Required action ->
Make an exact copy of the entries, taking out every picture.

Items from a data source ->
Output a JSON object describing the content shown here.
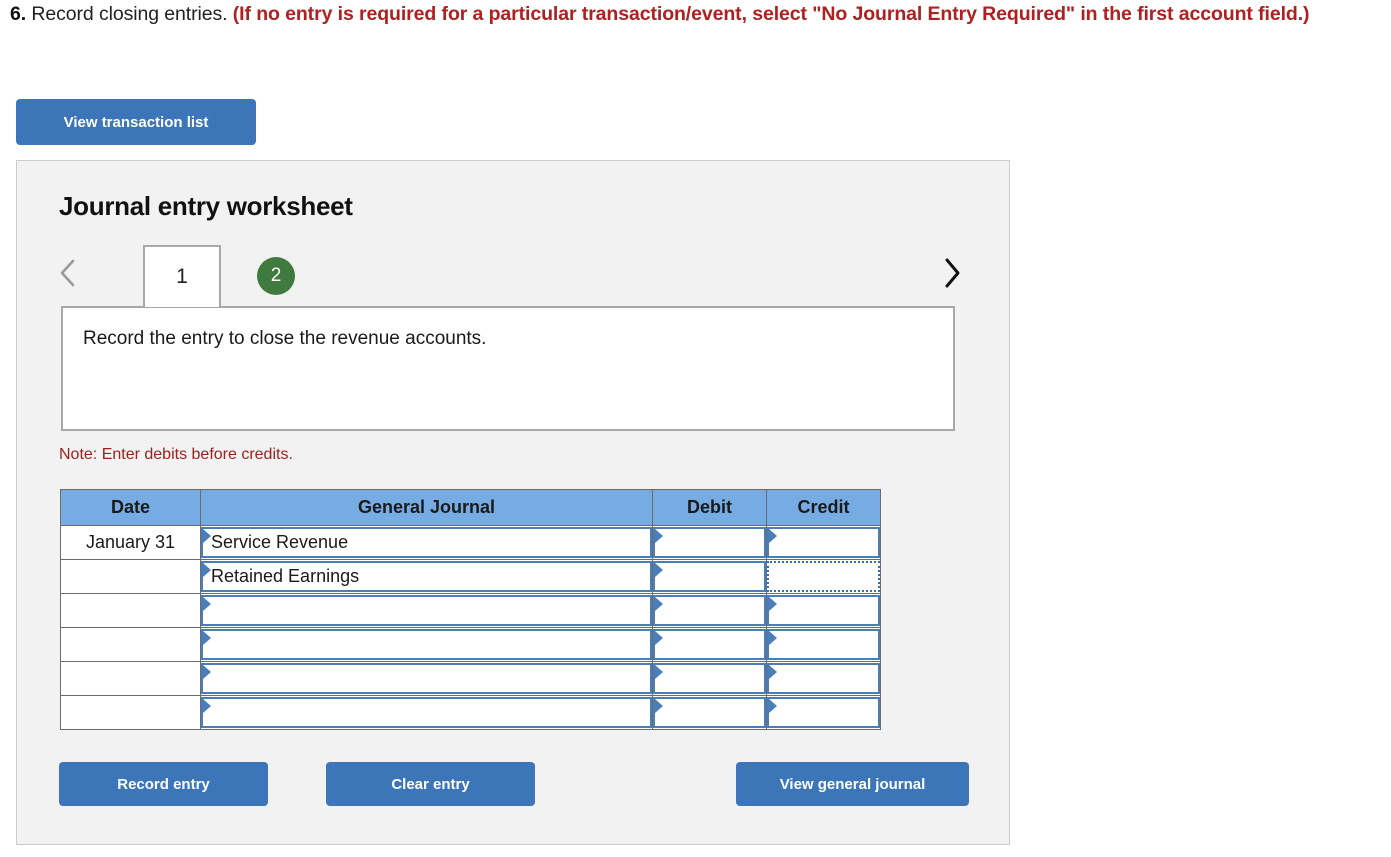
{
  "prompt": {
    "number": "6.",
    "text": " Record closing entries. ",
    "red_note": "(If no entry is required for a particular transaction/event, select \"No Journal Entry Required\" in the first account field.)"
  },
  "toolbar": {
    "view_transaction_list": "View transaction list"
  },
  "worksheet": {
    "title": "Journal entry worksheet",
    "prev_label": "‹",
    "next_label": "›",
    "tabs": [
      {
        "label": "1",
        "state": "active"
      },
      {
        "label": "2",
        "state": "complete"
      }
    ],
    "instruction": "Record the entry to close the revenue accounts.",
    "note": "Note: Enter debits before credits."
  },
  "journal": {
    "columns": [
      "Date",
      "General Journal",
      "Debit",
      "Credit"
    ],
    "rows": [
      {
        "date": "January 31",
        "account": "Service Revenue",
        "debit": "",
        "credit": "",
        "focus": ""
      },
      {
        "date": "",
        "account": "Retained Earnings",
        "debit": "",
        "credit": "",
        "focus": "credit"
      },
      {
        "date": "",
        "account": "",
        "debit": "",
        "credit": "",
        "focus": ""
      },
      {
        "date": "",
        "account": "",
        "debit": "",
        "credit": "",
        "focus": ""
      },
      {
        "date": "",
        "account": "",
        "debit": "",
        "credit": "",
        "focus": ""
      },
      {
        "date": "",
        "account": "",
        "debit": "",
        "credit": "",
        "focus": ""
      }
    ]
  },
  "footer": {
    "record_entry": "Record entry",
    "clear_entry": "Clear entry",
    "view_general_journal": "View general journal"
  },
  "colors": {
    "button_blue": "#3c76b8",
    "header_blue": "#76abe3",
    "tab_green": "#3f7a3f",
    "red_text": "#b02020",
    "note_red": "#9d2020",
    "panel_bg": "#f2f2f2",
    "cell_border_blue": "#4a7ebb"
  }
}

Result of this task ->
Output a JSON object describing the content shown here.
{
  "prompt": {
    "number": "6.",
    "text": " Record closing entries. ",
    "red_note": "(If no entry is required for a particular transaction/event, select \"No Journal Entry Required\" in the first account field.)"
  },
  "toolbar": {
    "view_transaction_list": "View transaction list"
  },
  "worksheet": {
    "title": "Journal entry worksheet",
    "prev_label": "‹",
    "next_label": "›",
    "tabs": [
      {
        "label": "1",
        "state": "active"
      },
      {
        "label": "2",
        "state": "complete"
      }
    ],
    "instruction": "Record the entry to close the revenue accounts.",
    "note": "Note: Enter debits before credits."
  },
  "journal": {
    "columns": [
      "Date",
      "General Journal",
      "Debit",
      "Credit"
    ],
    "rows": [
      {
        "date": "January 31",
        "account": "Service Revenue",
        "debit": "",
        "credit": "",
        "focus": ""
      },
      {
        "date": "",
        "account": "Retained Earnings",
        "debit": "",
        "credit": "",
        "focus": "credit"
      },
      {
        "date": "",
        "account": "",
        "debit": "",
        "credit": "",
        "focus": ""
      },
      {
        "date": "",
        "account": "",
        "debit": "",
        "credit": "",
        "focus": ""
      },
      {
        "date": "",
        "account": "",
        "debit": "",
        "credit": "",
        "focus": ""
      },
      {
        "date": "",
        "account": "",
        "debit": "",
        "credit": "",
        "focus": ""
      }
    ]
  },
  "footer": {
    "record_entry": "Record entry",
    "clear_entry": "Clear entry",
    "view_general_journal": "View general journal"
  },
  "colors": {
    "button_blue": "#3c76b8",
    "header_blue": "#76abe3",
    "tab_green": "#3f7a3f",
    "red_text": "#b02020",
    "note_red": "#9d2020",
    "panel_bg": "#f2f2f2",
    "cell_border_blue": "#4a7ebb"
  }
}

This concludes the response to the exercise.